There are several good reasons why you might decide to redesign your web site and Steve Kiernan II was nice enough to detail them in an excellent blog post recently. To paraphrase Steve’s points, it really comes down to this: if your current web site isn’t effective, it’s time to redesign.
But how do you determine if your site is effective? Start by understanding your users.
First and foremost, your new design needs to cater to your users. Understanding who is using your current web site and how they are interacting with your content is crucial. Once you understand why users are coming to your site (or why they aren’t) and what they’re looking for, you’ll be able to make decisions about what content should be pushed to the forefront and drive the redesign.
Web Site Reporting
You can use tools like Google Analytics to learn more about your user base, including where they’re located geographically, what technology they’re using, and how they’re getting to the site. You can also see what pages your customers are viewing and how they’re engaging with your content.
You can reach out to your clients via email, phone, or postal mail, or you can use services like SurveyMonkey or Wufoo to set up questionnaires to gather user demographics and feedback. This will allow you to ask targeted questions and gather feedback from actual users. To capture feedback from the widest audience, you should use a variety of methods to communicate with your customers.
To go a step further, you can set up user groups and watch how customers interact with your web site.
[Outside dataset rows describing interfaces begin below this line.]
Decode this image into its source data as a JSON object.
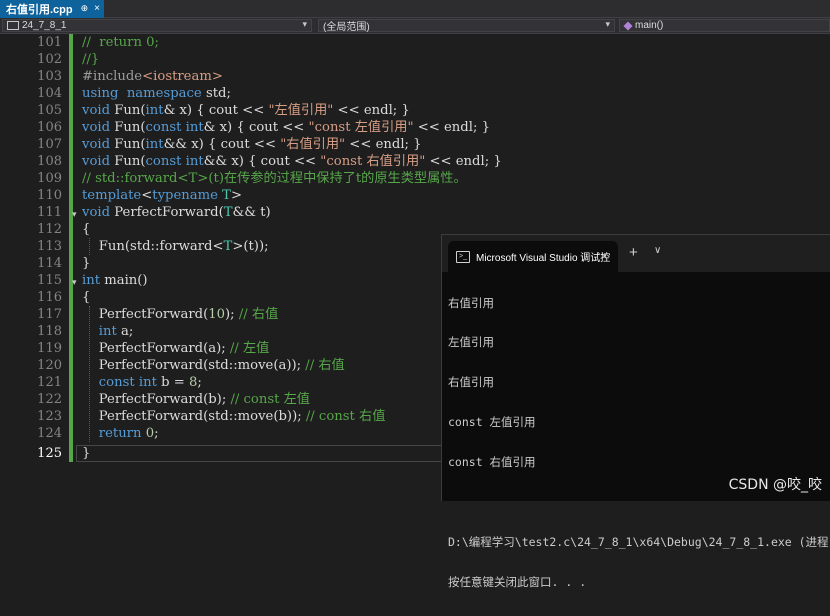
{
  "tab": {
    "filename": "右值引用.cpp",
    "pin": "⊕",
    "close": "×"
  },
  "navbar": {
    "project": "24_7_8_1",
    "scope": "(全局范围)",
    "member": "main()"
  },
  "editor": {
    "line_numbers": [
      "101",
      "102",
      "103",
      "104",
      "105",
      "106",
      "107",
      "108",
      "109",
      "110",
      "111",
      "112",
      "113",
      "114",
      "115",
      "116",
      "117",
      "118",
      "119",
      "120",
      "121",
      "122",
      "123",
      "124",
      "125"
    ],
    "current_line": "125"
  },
  "console": {
    "tab_title": "Microsoft Visual Studio 调试控",
    "close": "×",
    "new_tab": "+",
    "dropdown": "∨",
    "output": [
      "右值引用",
      "左值引用",
      "右值引用",
      "const 左值引用",
      "const 右值引用",
      "",
      "D:\\编程学习\\test2.c\\24_7_8_1\\x64\\Debug\\24_7_8_1.exe (进程",
      "按任意键关闭此窗口. . ."
    ]
  },
  "watermark": "CSDN @咬_咬",
  "colors": {
    "accent": "#0e639c",
    "keyword": "#569cd6",
    "comment": "#57a64a",
    "string": "#d69d85",
    "type": "#4ec9b0",
    "change_bar": "#57a64a"
  }
}
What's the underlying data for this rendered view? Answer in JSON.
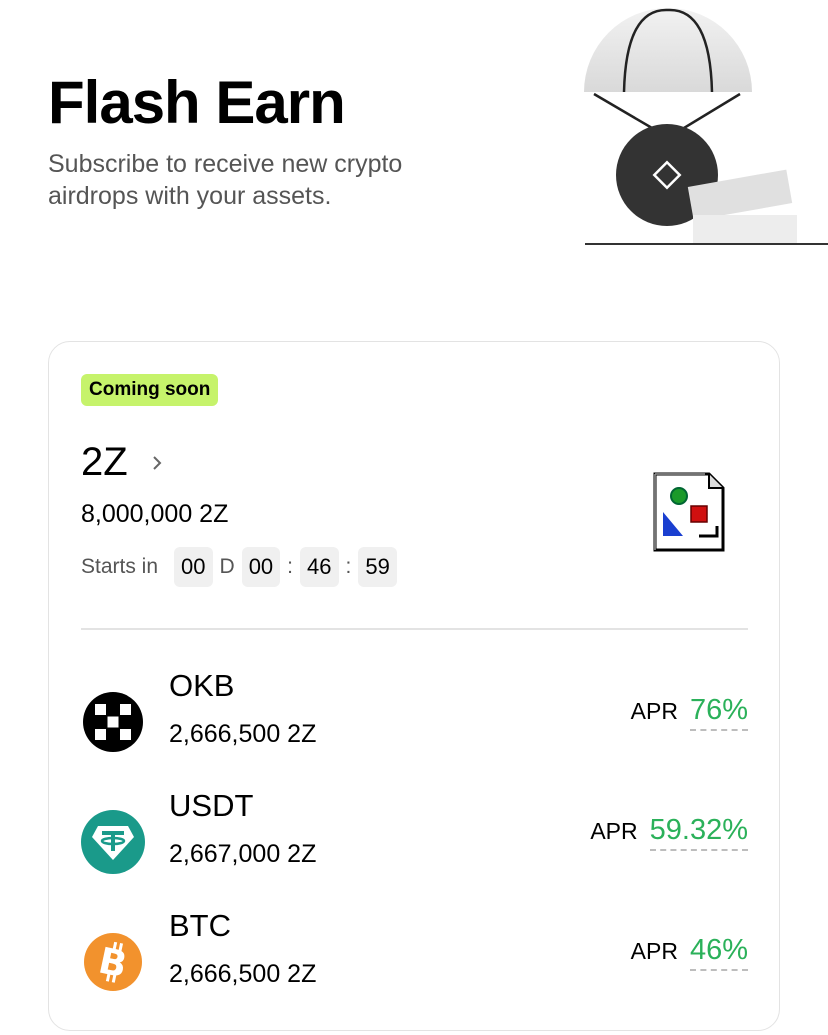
{
  "hero": {
    "title": "Flash Earn",
    "subtitle": "Subscribe to receive new crypto airdrops with your assets."
  },
  "project": {
    "badge": "Coming soon",
    "name": "2Z",
    "total_amount": "8,000,000 2Z",
    "starts_label": "Starts in",
    "countdown": {
      "days": "00",
      "days_unit": "D",
      "hours": "00",
      "minutes": "46",
      "seconds": "59",
      "separator": ":"
    }
  },
  "pools": [
    {
      "coin": "OKB",
      "amount": "2,666,500 2Z",
      "apr_label": "APR",
      "apr": "76%",
      "icon": "okb-icon",
      "color": "#000000"
    },
    {
      "coin": "USDT",
      "amount": "2,667,000 2Z",
      "apr_label": "APR",
      "apr": "59.32%",
      "icon": "usdt-icon",
      "color": "#1a9a8a"
    },
    {
      "coin": "BTC",
      "amount": "2,666,500 2Z",
      "apr_label": "APR",
      "apr": "46%",
      "icon": "btc-icon",
      "color": "#f2922d"
    }
  ],
  "colors": {
    "badge": "#c6f36b",
    "apr_green": "#2bb15a",
    "border": "#e3e3e3"
  }
}
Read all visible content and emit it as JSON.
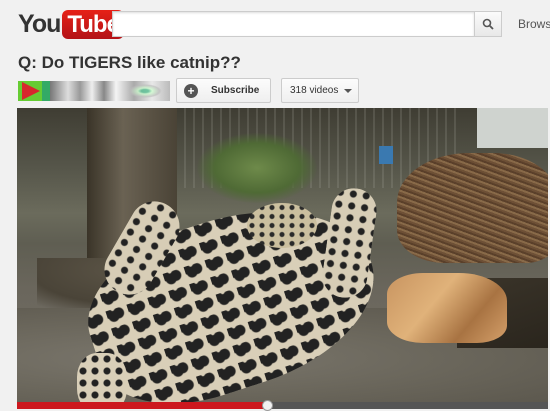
{
  "header": {
    "logo_you": "You",
    "logo_tube": "Tube",
    "search_placeholder": "",
    "search_icon": "search-icon",
    "browse_label": "Brows"
  },
  "video": {
    "title": "Q: Do TIGERS like catnip??",
    "progress_fraction": 0.47
  },
  "channel": {
    "subscribe_label": "Subscribe",
    "videos_label": "318 videos"
  },
  "colors": {
    "brand_red": "#cc181e",
    "text": "#333333"
  }
}
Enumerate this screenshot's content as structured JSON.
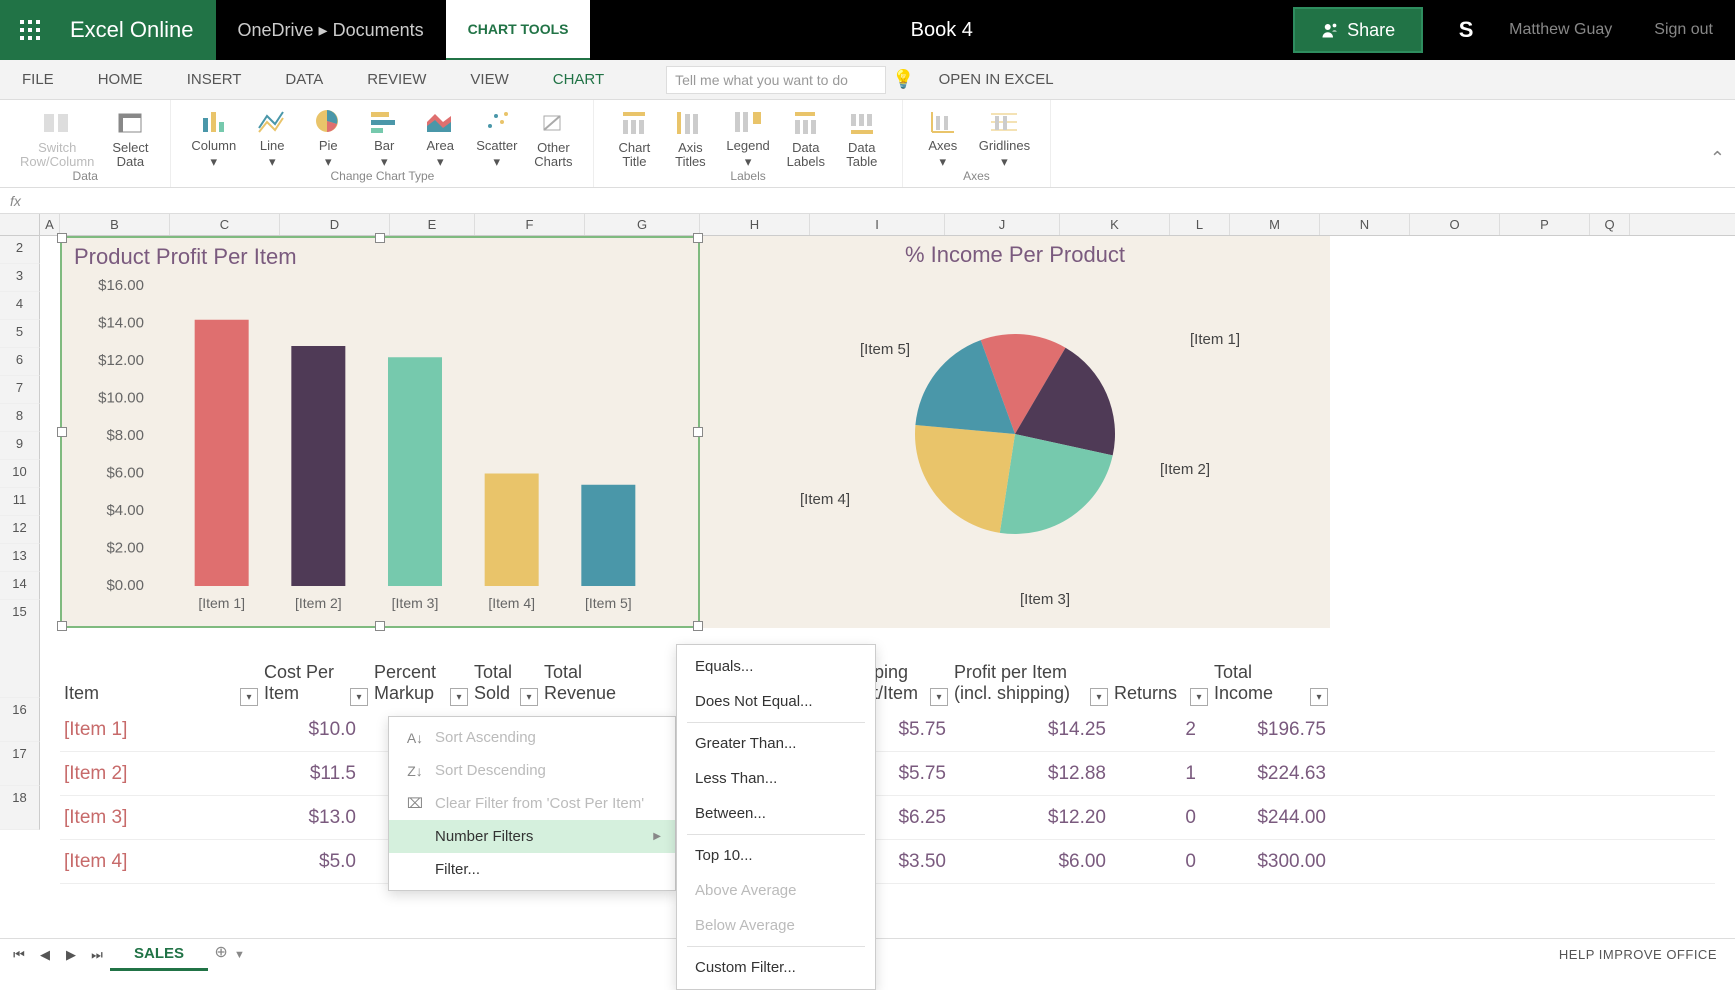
{
  "app": {
    "name": "Excel Online",
    "breadcrumb": "OneDrive  ▸  Documents",
    "contextual": "CHART TOOLS",
    "doc": "Book 4",
    "share": "Share",
    "user": "Matthew Guay",
    "signout": "Sign out"
  },
  "tabs": {
    "file": "FILE",
    "home": "HOME",
    "insert": "INSERT",
    "data": "DATA",
    "review": "REVIEW",
    "view": "VIEW",
    "chart": "CHART",
    "tellme": "Tell me what you want to do",
    "open": "OPEN IN EXCEL"
  },
  "ribbon": {
    "switch": "Switch\nRow/Column",
    "select": "Select\nData",
    "group_data": "Data",
    "column": "Column",
    "line": "Line",
    "pie": "Pie",
    "bar": "Bar",
    "area": "Area",
    "scatter": "Scatter",
    "other": "Other\nCharts",
    "group_type": "Change Chart Type",
    "chart_title": "Chart\nTitle",
    "axis_titles": "Axis\nTitles",
    "legend": "Legend",
    "data_labels": "Data\nLabels",
    "data_table": "Data\nTable",
    "group_labels": "Labels",
    "axes": "Axes",
    "gridlines": "Gridlines",
    "group_axes": "Axes"
  },
  "columns": [
    "A",
    "B",
    "C",
    "D",
    "E",
    "F",
    "G",
    "H",
    "I",
    "J",
    "K",
    "L",
    "M",
    "N",
    "O",
    "P",
    "Q"
  ],
  "rows": [
    "2",
    "3",
    "4",
    "5",
    "6",
    "7",
    "8",
    "9",
    "10",
    "11",
    "12",
    "13",
    "14",
    "15",
    "16",
    "17",
    "18"
  ],
  "chart_data": [
    {
      "type": "bar",
      "title": "Product Profit Per Item",
      "categories": [
        "[Item 1]",
        "[Item 2]",
        "[Item 3]",
        "[Item 4]",
        "[Item 5]"
      ],
      "values": [
        14.2,
        12.8,
        12.2,
        6.0,
        5.4
      ],
      "ylim": [
        0,
        16
      ],
      "ystep": 2,
      "yticks": [
        "$0.00",
        "$2.00",
        "$4.00",
        "$6.00",
        "$8.00",
        "$10.00",
        "$12.00",
        "$14.00",
        "$16.00"
      ],
      "colors": [
        "#df6f6f",
        "#4f3a56",
        "#76c9ad",
        "#e9c46a",
        "#4a97a9"
      ]
    },
    {
      "type": "pie",
      "title": "% Income Per Product",
      "categories": [
        "[Item 1]",
        "[Item 2]",
        "[Item 3]",
        "[Item 4]",
        "[Item 5]"
      ],
      "values": [
        14,
        20,
        24,
        24,
        18
      ],
      "colors": [
        "#df6f6f",
        "#4f3a56",
        "#76c9ad",
        "#e9c46a",
        "#4a97a9"
      ]
    }
  ],
  "table": {
    "headers": {
      "item": "Item",
      "cost": "Cost Per Item",
      "markup": "Percent Markup",
      "sold": "Total Sold",
      "revenue": "Total Revenue",
      "ship": "Shipping",
      "shipcost": "pping\nst/Item",
      "profit": "Profit per Item\n(incl. shipping)",
      "returns": "Returns",
      "income": "Total\nIncome"
    },
    "rows": [
      {
        "item": "[Item 1]",
        "cost": "$10.0",
        "shipcost": "$5.75",
        "profit": "$14.25",
        "returns": "2",
        "income": "$196.75"
      },
      {
        "item": "[Item 2]",
        "cost": "$11.5",
        "shipcost": "$5.75",
        "profit": "$12.88",
        "returns": "1",
        "income": "$224.63"
      },
      {
        "item": "[Item 3]",
        "cost": "$13.0",
        "shipcost": "$6.25",
        "profit": "$12.20",
        "returns": "0",
        "income": "$244.00"
      },
      {
        "item": "[Item 4]",
        "cost": "$5.0",
        "shipcost": "$3.50",
        "profit": "$6.00",
        "returns": "0",
        "income": "$300.00"
      }
    ]
  },
  "menu1": {
    "sort_asc": "Sort Ascending",
    "sort_desc": "Sort Descending",
    "clear": "Clear Filter from 'Cost Per Item'",
    "numfilter": "Number Filters",
    "filter": "Filter..."
  },
  "menu2": {
    "equals": "Equals...",
    "notequal": "Does Not Equal...",
    "greater": "Greater Than...",
    "less": "Less Than...",
    "between": "Between...",
    "top10": "Top 10...",
    "above": "Above Average",
    "below": "Below Average",
    "custom": "Custom Filter..."
  },
  "status": {
    "sheet": "SALES",
    "help": "HELP IMPROVE OFFICE"
  }
}
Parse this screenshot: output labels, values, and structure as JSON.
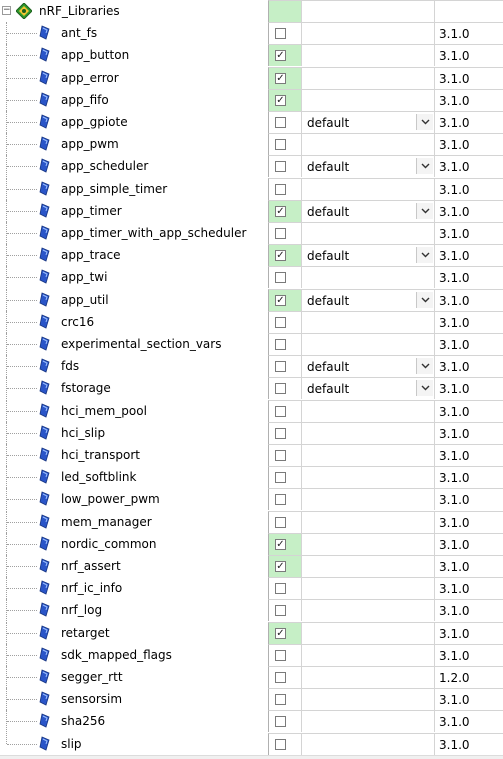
{
  "root": {
    "label": "nRF_Libraries",
    "icon": "component-group-icon",
    "expander_icon": "collapse-minus-icon"
  },
  "colors": {
    "selected_cell": "#c6efc6",
    "grid_line": "#d4d4d4",
    "component_icon": "#2a55c8"
  },
  "components": [
    {
      "name": "ant_fs",
      "checked": false,
      "variant": "",
      "version": "3.1.0"
    },
    {
      "name": "app_button",
      "checked": true,
      "variant": "",
      "version": "3.1.0"
    },
    {
      "name": "app_error",
      "checked": true,
      "variant": "",
      "version": "3.1.0"
    },
    {
      "name": "app_fifo",
      "checked": true,
      "variant": "",
      "version": "3.1.0"
    },
    {
      "name": "app_gpiote",
      "checked": false,
      "variant": "default",
      "version": "3.1.0"
    },
    {
      "name": "app_pwm",
      "checked": false,
      "variant": "",
      "version": "3.1.0"
    },
    {
      "name": "app_scheduler",
      "checked": false,
      "variant": "default",
      "version": "3.1.0"
    },
    {
      "name": "app_simple_timer",
      "checked": false,
      "variant": "",
      "version": "3.1.0"
    },
    {
      "name": "app_timer",
      "checked": true,
      "variant": "default",
      "version": "3.1.0"
    },
    {
      "name": "app_timer_with_app_scheduler",
      "checked": false,
      "variant": "",
      "version": "3.1.0"
    },
    {
      "name": "app_trace",
      "checked": true,
      "variant": "default",
      "version": "3.1.0"
    },
    {
      "name": "app_twi",
      "checked": false,
      "variant": "",
      "version": "3.1.0"
    },
    {
      "name": "app_util",
      "checked": true,
      "variant": "default",
      "version": "3.1.0"
    },
    {
      "name": "crc16",
      "checked": false,
      "variant": "",
      "version": "3.1.0"
    },
    {
      "name": "experimental_section_vars",
      "checked": false,
      "variant": "",
      "version": "3.1.0"
    },
    {
      "name": "fds",
      "checked": false,
      "variant": "default",
      "version": "3.1.0"
    },
    {
      "name": "fstorage",
      "checked": false,
      "variant": "default",
      "version": "3.1.0"
    },
    {
      "name": "hci_mem_pool",
      "checked": false,
      "variant": "",
      "version": "3.1.0"
    },
    {
      "name": "hci_slip",
      "checked": false,
      "variant": "",
      "version": "3.1.0"
    },
    {
      "name": "hci_transport",
      "checked": false,
      "variant": "",
      "version": "3.1.0"
    },
    {
      "name": "led_softblink",
      "checked": false,
      "variant": "",
      "version": "3.1.0"
    },
    {
      "name": "low_power_pwm",
      "checked": false,
      "variant": "",
      "version": "3.1.0"
    },
    {
      "name": "mem_manager",
      "checked": false,
      "variant": "",
      "version": "3.1.0"
    },
    {
      "name": "nordic_common",
      "checked": true,
      "variant": "",
      "version": "3.1.0"
    },
    {
      "name": "nrf_assert",
      "checked": true,
      "variant": "",
      "version": "3.1.0"
    },
    {
      "name": "nrf_ic_info",
      "checked": false,
      "variant": "",
      "version": "3.1.0"
    },
    {
      "name": "nrf_log",
      "checked": false,
      "variant": "",
      "version": "3.1.0"
    },
    {
      "name": "retarget",
      "checked": true,
      "variant": "",
      "version": "3.1.0"
    },
    {
      "name": "sdk_mapped_flags",
      "checked": false,
      "variant": "",
      "version": "3.1.0"
    },
    {
      "name": "segger_rtt",
      "checked": false,
      "variant": "",
      "version": "1.2.0"
    },
    {
      "name": "sensorsim",
      "checked": false,
      "variant": "",
      "version": "3.1.0"
    },
    {
      "name": "sha256",
      "checked": false,
      "variant": "",
      "version": "3.1.0"
    },
    {
      "name": "slip",
      "checked": false,
      "variant": "",
      "version": "3.1.0"
    }
  ]
}
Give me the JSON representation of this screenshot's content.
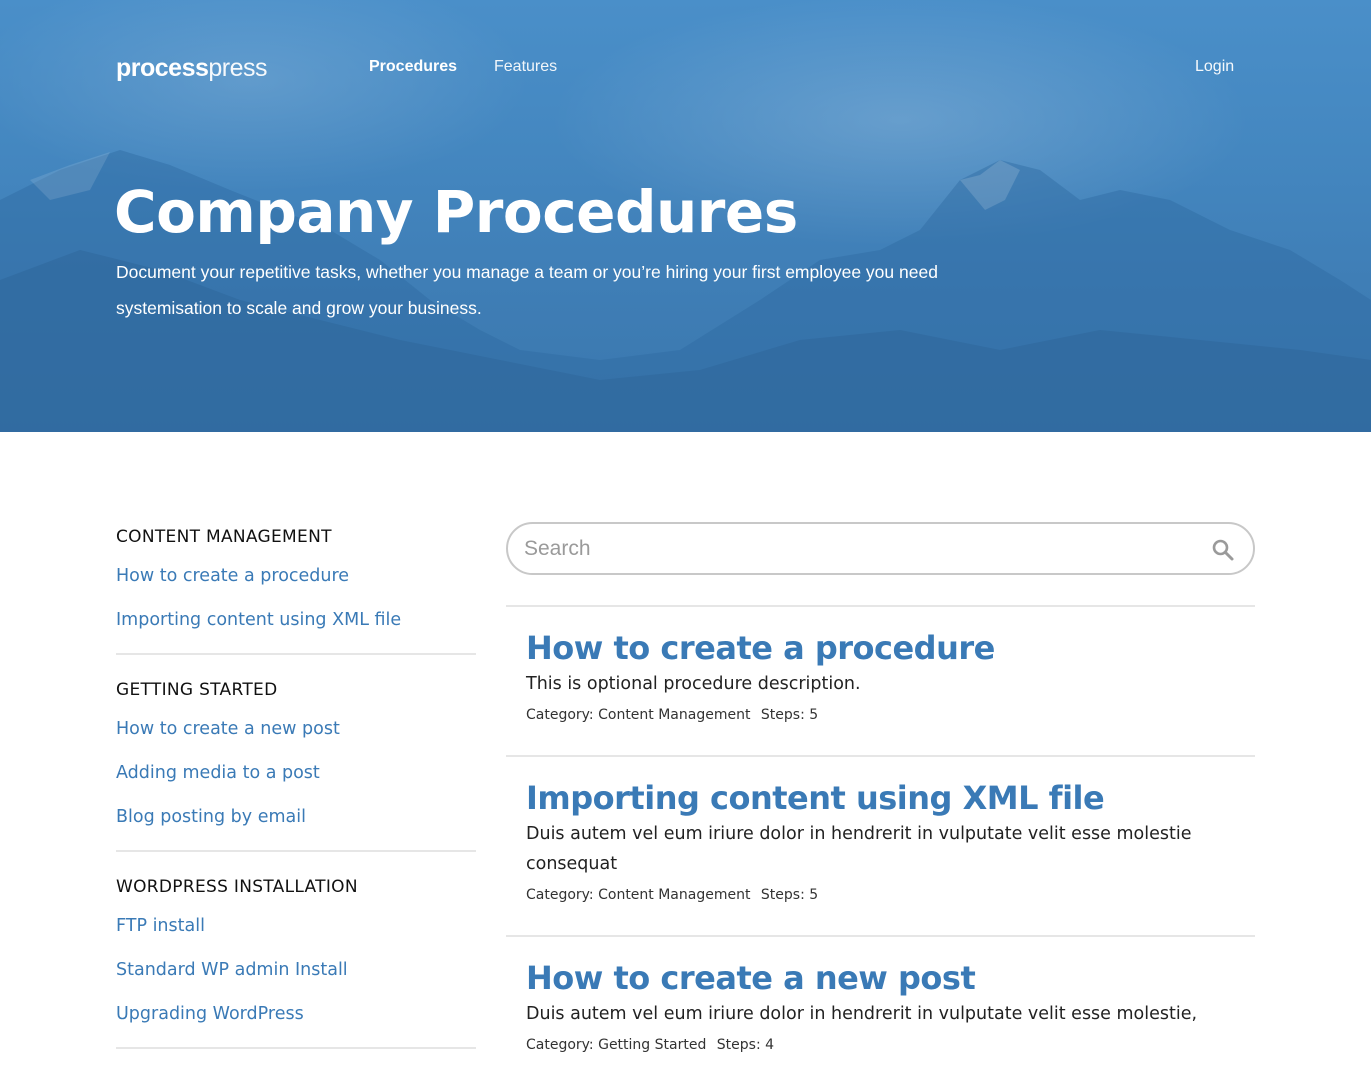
{
  "brand": {
    "bold": "process",
    "light": "press"
  },
  "nav": {
    "procedures": "Procedures",
    "features": "Features",
    "login": "Login"
  },
  "hero": {
    "title": "Company Procedures",
    "subtitle": "Document your repetitive tasks, whether you manage a team or you’re hiring your first employee you need systemisation to scale and grow your business."
  },
  "sidebar": {
    "categories": [
      {
        "title": "CONTENT MANAGEMENT",
        "items": [
          "How to create a procedure",
          "Importing content using XML file"
        ]
      },
      {
        "title": "GETTING STARTED",
        "items": [
          "How to create a new post",
          "Adding media to a post",
          "Blog posting by email"
        ]
      },
      {
        "title": "WORDPRESS INSTALLATION",
        "items": [
          "FTP install",
          "Standard WP admin Install",
          "Upgrading WordPress"
        ]
      }
    ]
  },
  "search": {
    "placeholder": "Search",
    "value": ""
  },
  "results": [
    {
      "title": "How to create a procedure",
      "description": "This is optional procedure description.",
      "category": "Category: Content Management",
      "steps": "Steps: 5"
    },
    {
      "title": "Importing content using XML file",
      "description": "Duis autem vel eum iriure dolor in hendrerit in vulputate velit esse molestie consequat",
      "category": "Category: Content Management",
      "steps": "Steps: 5"
    },
    {
      "title": "How to create a new post",
      "description": "Duis autem vel eum iriure dolor in hendrerit in vulputate velit esse molestie,",
      "category": "Category: Getting Started",
      "steps": "Steps: 4"
    }
  ],
  "colors": {
    "accent": "#3a7ab6",
    "hero": "#4487c0",
    "divider": "#e6e6e6"
  },
  "icons": {
    "search": "search-icon"
  }
}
Ask users to complete common tasks (i.e. find the company phone number, add a t-shirt to the shopping cart, etc.) and observe how they complete them. This will allow you to see what tasks users struggle with and where the web site suffers (or flourishes). You’ll also have a captive audience so you’ll be able to ask questions and gather feedback.
So, now you understand your users. What’s next?
Review Business Objectives
Once you gathered that information, you’ll need to answer two very important questions:
#1 – Do the business objectives for your site align with actual user engagement?
If they do, then your redesign should focus on improving what you’re already doing well and refreshing visuals as needed.
If they don’t, then your redesign should push users to the content that will help you achieve those goals while still allowing users to efficiently access the content that they’re looking for.
For example, let’s say you sell t-shirts and sneakers. You earn more money on sneakers, but you sell a lot more t-shirts. As a result, you may want to push sneakers in your redesign, but you shouldn’t make buying t-shirts difficult. Selling t-shirts should simply be the second priority of the new design.
#2 – Do your actual users align with your target audience?
If they do, then you’re in good shape. Your redesign can focus on small improvements and new graphics and you don’t need to make sweeping changes.
If they don’t, then your new design should cater to the desired audience, but still be welcoming and accessible to the other users.
Let’s say you’ve got a site dedicated to promoting your region or city as a vacation destination and you offer information about local attractions and events that visitors may be interested in. But, Analytics shows that a large segment of your site traffic actually comes from area residents looking for exciting things to do on the weekends. When planning your redesign, you could consider adding a “staycation” section designed specifically with these people in mind. While the main focus of your site can be attracting out of town guests, you’d still be able to offer the valuable information so many people are looking to your site to provide.
Determine Priority Content and Design the Site Around It
Simply put, you need to determine what content is most important and build the design (especially the Home page) around that content. See my blog post on this very subject for additional information.
Get Additional Feedback
Once you’ve gone through the design phase, put it in front of your users and get their feedback. Before you commit to the costs of development, you’ll want to make sure that current users won’t have trouble interacting with the new design.
Setting up a small focus group, rather than a large pool of users, may give you the most valuable feedback because you’ll be able to see individual reactions and speak to users one-on-one.
It’s easy to think your project is complete once your new site live, but remember-ongoing user satisfaction is the true measure of success for any redesign. That’s why it’s important that you continue to monitor user interaction even after your new site has launched. You’ll need to make sure that users are still able to accomplish their objectives on the site and determine the effectiveness of new initiatives.